Could you restate every record below word for word?

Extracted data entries
▼▼▼

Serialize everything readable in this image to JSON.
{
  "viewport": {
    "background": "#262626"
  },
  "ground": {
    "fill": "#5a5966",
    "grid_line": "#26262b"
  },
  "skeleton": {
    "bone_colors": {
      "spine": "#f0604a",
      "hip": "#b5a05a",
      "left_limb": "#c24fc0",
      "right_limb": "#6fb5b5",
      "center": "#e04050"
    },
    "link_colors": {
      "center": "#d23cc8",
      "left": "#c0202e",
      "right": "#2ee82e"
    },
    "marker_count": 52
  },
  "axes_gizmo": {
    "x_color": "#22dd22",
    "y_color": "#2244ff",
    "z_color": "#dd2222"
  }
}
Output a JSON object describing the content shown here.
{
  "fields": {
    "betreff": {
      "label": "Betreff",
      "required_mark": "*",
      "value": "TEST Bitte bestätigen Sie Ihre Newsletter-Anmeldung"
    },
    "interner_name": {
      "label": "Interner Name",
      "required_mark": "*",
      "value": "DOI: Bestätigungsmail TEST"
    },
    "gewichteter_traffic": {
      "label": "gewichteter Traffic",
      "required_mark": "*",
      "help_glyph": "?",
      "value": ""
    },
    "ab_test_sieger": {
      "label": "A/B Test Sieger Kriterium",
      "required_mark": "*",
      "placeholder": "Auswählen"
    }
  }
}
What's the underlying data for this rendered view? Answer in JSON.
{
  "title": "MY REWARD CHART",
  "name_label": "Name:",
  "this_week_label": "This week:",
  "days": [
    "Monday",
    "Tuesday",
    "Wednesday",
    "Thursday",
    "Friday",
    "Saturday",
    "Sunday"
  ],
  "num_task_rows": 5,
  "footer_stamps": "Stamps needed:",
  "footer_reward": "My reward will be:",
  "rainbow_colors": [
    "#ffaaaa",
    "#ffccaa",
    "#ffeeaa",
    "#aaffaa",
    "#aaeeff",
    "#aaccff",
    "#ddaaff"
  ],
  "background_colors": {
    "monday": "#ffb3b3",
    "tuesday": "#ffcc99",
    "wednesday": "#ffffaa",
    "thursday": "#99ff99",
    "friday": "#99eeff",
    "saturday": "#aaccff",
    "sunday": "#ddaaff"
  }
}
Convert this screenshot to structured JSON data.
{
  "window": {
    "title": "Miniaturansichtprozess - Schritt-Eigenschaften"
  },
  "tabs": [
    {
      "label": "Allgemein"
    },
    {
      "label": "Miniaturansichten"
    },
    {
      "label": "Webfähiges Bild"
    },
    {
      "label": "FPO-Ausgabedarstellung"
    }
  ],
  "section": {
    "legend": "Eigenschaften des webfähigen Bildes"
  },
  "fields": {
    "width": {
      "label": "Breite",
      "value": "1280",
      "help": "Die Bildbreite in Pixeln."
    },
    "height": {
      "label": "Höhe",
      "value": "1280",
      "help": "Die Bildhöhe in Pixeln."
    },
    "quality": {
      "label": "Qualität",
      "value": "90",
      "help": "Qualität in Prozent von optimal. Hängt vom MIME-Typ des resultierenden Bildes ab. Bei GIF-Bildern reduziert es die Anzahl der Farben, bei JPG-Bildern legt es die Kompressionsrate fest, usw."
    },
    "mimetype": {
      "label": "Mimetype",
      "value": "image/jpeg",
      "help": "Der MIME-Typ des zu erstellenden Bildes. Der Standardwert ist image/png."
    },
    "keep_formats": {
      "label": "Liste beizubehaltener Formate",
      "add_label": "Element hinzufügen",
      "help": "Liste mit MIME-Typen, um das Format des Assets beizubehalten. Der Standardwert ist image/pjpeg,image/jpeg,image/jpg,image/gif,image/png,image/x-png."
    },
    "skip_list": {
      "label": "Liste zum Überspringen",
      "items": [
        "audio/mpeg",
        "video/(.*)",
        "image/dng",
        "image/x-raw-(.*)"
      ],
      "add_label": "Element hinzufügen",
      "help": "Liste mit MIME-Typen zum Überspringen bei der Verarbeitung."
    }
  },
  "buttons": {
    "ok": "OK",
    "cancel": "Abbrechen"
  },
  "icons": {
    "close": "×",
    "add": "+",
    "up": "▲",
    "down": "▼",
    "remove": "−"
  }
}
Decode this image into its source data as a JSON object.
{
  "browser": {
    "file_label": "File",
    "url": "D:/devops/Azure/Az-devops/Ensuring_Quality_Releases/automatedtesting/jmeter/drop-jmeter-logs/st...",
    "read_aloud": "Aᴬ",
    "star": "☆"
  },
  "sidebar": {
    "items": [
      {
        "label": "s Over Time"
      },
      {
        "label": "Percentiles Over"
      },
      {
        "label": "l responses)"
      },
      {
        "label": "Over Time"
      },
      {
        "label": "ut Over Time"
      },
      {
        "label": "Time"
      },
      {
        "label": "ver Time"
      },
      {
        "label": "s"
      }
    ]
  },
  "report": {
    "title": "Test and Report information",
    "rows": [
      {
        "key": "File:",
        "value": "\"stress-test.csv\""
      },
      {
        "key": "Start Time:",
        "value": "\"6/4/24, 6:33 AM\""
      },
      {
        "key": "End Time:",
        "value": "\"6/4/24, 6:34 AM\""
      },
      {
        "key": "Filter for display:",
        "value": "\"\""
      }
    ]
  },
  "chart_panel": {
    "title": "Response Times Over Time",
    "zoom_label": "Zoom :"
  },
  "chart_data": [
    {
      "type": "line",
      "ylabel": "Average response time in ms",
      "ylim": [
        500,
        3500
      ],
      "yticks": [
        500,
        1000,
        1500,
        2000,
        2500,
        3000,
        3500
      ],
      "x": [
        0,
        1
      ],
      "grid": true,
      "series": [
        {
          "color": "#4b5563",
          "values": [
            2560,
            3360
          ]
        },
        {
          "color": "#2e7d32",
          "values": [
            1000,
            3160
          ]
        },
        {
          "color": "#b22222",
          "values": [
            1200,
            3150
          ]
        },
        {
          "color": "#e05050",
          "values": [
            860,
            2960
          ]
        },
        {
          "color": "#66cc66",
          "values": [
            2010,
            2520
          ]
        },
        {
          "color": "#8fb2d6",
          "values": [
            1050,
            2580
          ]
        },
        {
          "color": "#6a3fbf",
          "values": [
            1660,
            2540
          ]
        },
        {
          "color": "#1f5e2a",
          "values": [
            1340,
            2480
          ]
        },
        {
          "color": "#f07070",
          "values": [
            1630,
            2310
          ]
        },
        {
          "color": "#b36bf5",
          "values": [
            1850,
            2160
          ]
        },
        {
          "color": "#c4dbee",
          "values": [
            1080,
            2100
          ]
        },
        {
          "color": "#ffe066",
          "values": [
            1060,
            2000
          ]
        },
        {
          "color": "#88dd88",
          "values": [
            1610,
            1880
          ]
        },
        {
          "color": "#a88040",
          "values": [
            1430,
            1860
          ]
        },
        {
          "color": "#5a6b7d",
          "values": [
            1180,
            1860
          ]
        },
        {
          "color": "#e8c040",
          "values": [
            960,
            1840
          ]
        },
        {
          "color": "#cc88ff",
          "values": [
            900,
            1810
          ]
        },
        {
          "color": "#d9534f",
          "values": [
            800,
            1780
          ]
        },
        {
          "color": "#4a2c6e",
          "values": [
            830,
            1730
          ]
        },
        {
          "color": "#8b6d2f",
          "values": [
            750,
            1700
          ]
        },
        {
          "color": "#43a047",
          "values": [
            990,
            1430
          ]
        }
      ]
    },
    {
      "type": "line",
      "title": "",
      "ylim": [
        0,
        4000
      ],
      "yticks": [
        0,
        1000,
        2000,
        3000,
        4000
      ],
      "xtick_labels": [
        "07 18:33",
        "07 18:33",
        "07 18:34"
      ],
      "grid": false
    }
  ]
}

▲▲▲

## RESULT OF THE EXERCISE
Serialize everything readable in this image to JSON.
{
  "viewport": {
    "background": "#262626"
  },
  "ground": {
    "fill": "#5a5966",
    "grid_line": "#26262b"
  },
  "skeleton": {
    "bone_colors": {
      "spine": "#f0604a",
      "hip": "#b5a05a",
      "left_limb": "#c24fc0",
      "right_limb": "#6fb5b5",
      "center": "#e04050"
    },
    "link_colors": {
      "center": "#d23cc8",
      "left": "#c0202e",
      "right": "#2ee82e"
    },
    "marker_count": 52
  },
  "axes_gizmo": {
    "x_color": "#22dd22",
    "y_color": "#2244ff",
    "z_color": "#dd2222"
  }
}
Output a JSON object describing the content shown here.
{
  "fields": {
    "betreff": {
      "label": "Betreff",
      "required_mark": "*",
      "value": "TEST Bitte bestätigen Sie Ihre Newsletter-Anmeldung"
    },
    "interner_name": {
      "label": "Interner Name",
      "required_mark": "*",
      "value": "DOI: Bestätigungsmail TEST"
    },
    "gewichteter_traffic": {
      "label": "gewichteter Traffic",
      "required_mark": "*",
      "help_glyph": "?",
      "value": ""
    },
    "ab_test_sieger": {
      "label": "A/B Test Sieger Kriterium",
      "required_mark": "*",
      "placeholder": "Auswählen"
    }
  }
}
What's the underlying data for this rendered view? Answer in JSON.
{
  "title": "MY REWARD CHART",
  "name_label": "Name:",
  "this_week_label": "This week:",
  "days": [
    "Monday",
    "Tuesday",
    "Wednesday",
    "Thursday",
    "Friday",
    "Saturday",
    "Sunday"
  ],
  "num_task_rows": 5,
  "footer_stamps": "Stamps needed:",
  "footer_reward": "My reward will be:",
  "rainbow_colors": [
    "#ffaaaa",
    "#ffccaa",
    "#ffeeaa",
    "#aaffaa",
    "#aaeeff",
    "#aaccff",
    "#ddaaff"
  ],
  "background_colors": {
    "monday": "#ffb3b3",
    "tuesday": "#ffcc99",
    "wednesday": "#ffffaa",
    "thursday": "#99ff99",
    "friday": "#99eeff",
    "saturday": "#aaccff",
    "sunday": "#ddaaff"
  }
}
Convert this screenshot to structured JSON data.
{
  "window": {
    "title": "Miniaturansichtprozess - Schritt-Eigenschaften"
  },
  "tabs": [
    {
      "label": "Allgemein"
    },
    {
      "label": "Miniaturansichten"
    },
    {
      "label": "Webfähiges Bild"
    },
    {
      "label": "FPO-Ausgabedarstellung"
    }
  ],
  "section": {
    "legend": "Eigenschaften des webfähigen Bildes"
  },
  "fields": {
    "width": {
      "label": "Breite",
      "value": "1280",
      "help": "Die Bildbreite in Pixeln."
    },
    "height": {
      "label": "Höhe",
      "value": "1280",
      "help": "Die Bildhöhe in Pixeln."
    },
    "quality": {
      "label": "Qualität",
      "value": "90",
      "help": "Qualität in Prozent von optimal. Hängt vom MIME-Typ des resultierenden Bildes ab. Bei GIF-Bildern reduziert es die Anzahl der Farben, bei JPG-Bildern legt es die Kompressionsrate fest, usw."
    },
    "mimetype": {
      "label": "Mimetype",
      "value": "image/jpeg",
      "help": "Der MIME-Typ des zu erstellenden Bildes. Der Standardwert ist image/png."
    },
    "keep_formats": {
      "label": "Liste beizubehaltener Formate",
      "add_label": "Element hinzufügen",
      "help": "Liste mit MIME-Typen, um das Format des Assets beizubehalten. Der Standardwert ist image/pjpeg,image/jpeg,image/jpg,image/gif,image/png,image/x-png."
    },
    "skip_list": {
      "label": "Liste zum Überspringen",
      "items": [
        "audio/mpeg",
        "video/(.*)",
        "image/dng",
        "image/x-raw-(.*)"
      ],
      "add_label": "Element hinzufügen",
      "help": "Liste mit MIME-Typen zum Überspringen bei der Verarbeitung."
    }
  },
  "buttons": {
    "ok": "OK",
    "cancel": "Abbrechen"
  },
  "icons": {
    "close": "×",
    "add": "+",
    "up": "▲",
    "down": "▼",
    "remove": "−"
  }
}
Decode this image into its source data as a JSON object.
{
  "browser": {
    "file_label": "File",
    "url": "D:/devops/Azure/Az-devops/Ensuring_Quality_Releases/automatedtesting/jmeter/drop-jmeter-logs/st...",
    "read_aloud": "Aᴬ",
    "star": "☆"
  },
  "sidebar": {
    "items": [
      {
        "label": "s Over Time"
      },
      {
        "label": "Percentiles Over"
      },
      {
        "label": "l responses)"
      },
      {
        "label": "Over Time"
      },
      {
        "label": "ut Over Time"
      },
      {
        "label": "Time"
      },
      {
        "label": "ver Time"
      },
      {
        "label": "s"
      }
    ]
  },
  "report": {
    "title": "Test and Report information",
    "rows": [
      {
        "key": "File:",
        "value": "\"stress-test.csv\""
      },
      {
        "key": "Start Time:",
        "value": "\"6/4/24, 6:33 AM\""
      },
      {
        "key": "End Time:",
        "value": "\"6/4/24, 6:34 AM\""
      },
      {
        "key": "Filter for display:",
        "value": "\"\""
      }
    ]
  },
  "chart_panel": {
    "title": "Response Times Over Time",
    "zoom_label": "Zoom :"
  },
  "chart_data": [
    {
      "type": "line",
      "ylabel": "Average response time in ms",
      "ylim": [
        500,
        3500
      ],
      "yticks": [
        500,
        1000,
        1500,
        2000,
        2500,
        3000,
        3500
      ],
      "x": [
        0,
        1
      ],
      "grid": true,
      "series": [
        {
          "color": "#4b5563",
          "values": [
            2560,
            3360
          ]
        },
        {
          "color": "#2e7d32",
          "values": [
            1000,
            3160
          ]
        },
        {
          "color": "#b22222",
          "values": [
            1200,
            3150
          ]
        },
        {
          "color": "#e05050",
          "values": [
            860,
            2960
          ]
        },
        {
          "color": "#66cc66",
          "values": [
            2010,
            2520
          ]
        },
        {
          "color": "#8fb2d6",
          "values": [
            1050,
            2580
          ]
        },
        {
          "color": "#6a3fbf",
          "values": [
            1660,
            2540
          ]
        },
        {
          "color": "#1f5e2a",
          "values": [
            1340,
            2480
          ]
        },
        {
          "color": "#f07070",
          "values": [
            1630,
            2310
          ]
        },
        {
          "color": "#b36bf5",
          "values": [
            1850,
            2160
          ]
        },
        {
          "color": "#c4dbee",
          "values": [
            1080,
            2100
          ]
        },
        {
          "color": "#ffe066",
          "values": [
            1060,
            2000
          ]
        },
        {
          "color": "#88dd88",
          "values": [
            1610,
            1880
          ]
        },
        {
          "color": "#a88040",
          "values": [
            1430,
            1860
          ]
        },
        {
          "color": "#5a6b7d",
          "values": [
            1180,
            1860
          ]
        },
        {
          "color": "#e8c040",
          "values": [
            960,
            1840
          ]
        },
        {
          "color": "#cc88ff",
          "values": [
            900,
            1810
          ]
        },
        {
          "color": "#d9534f",
          "values": [
            800,
            1780
          ]
        },
        {
          "color": "#4a2c6e",
          "values": [
            830,
            1730
          ]
        },
        {
          "color": "#8b6d2f",
          "values": [
            750,
            1700
          ]
        },
        {
          "color": "#43a047",
          "values": [
            990,
            1430
          ]
        }
      ]
    },
    {
      "type": "line",
      "title": "",
      "ylim": [
        0,
        4000
      ],
      "yticks": [
        0,
        1000,
        2000,
        3000,
        4000
      ],
      "xtick_labels": [
        "07 18:33",
        "07 18:33",
        "07 18:34"
      ],
      "grid": false
    }
  ]
}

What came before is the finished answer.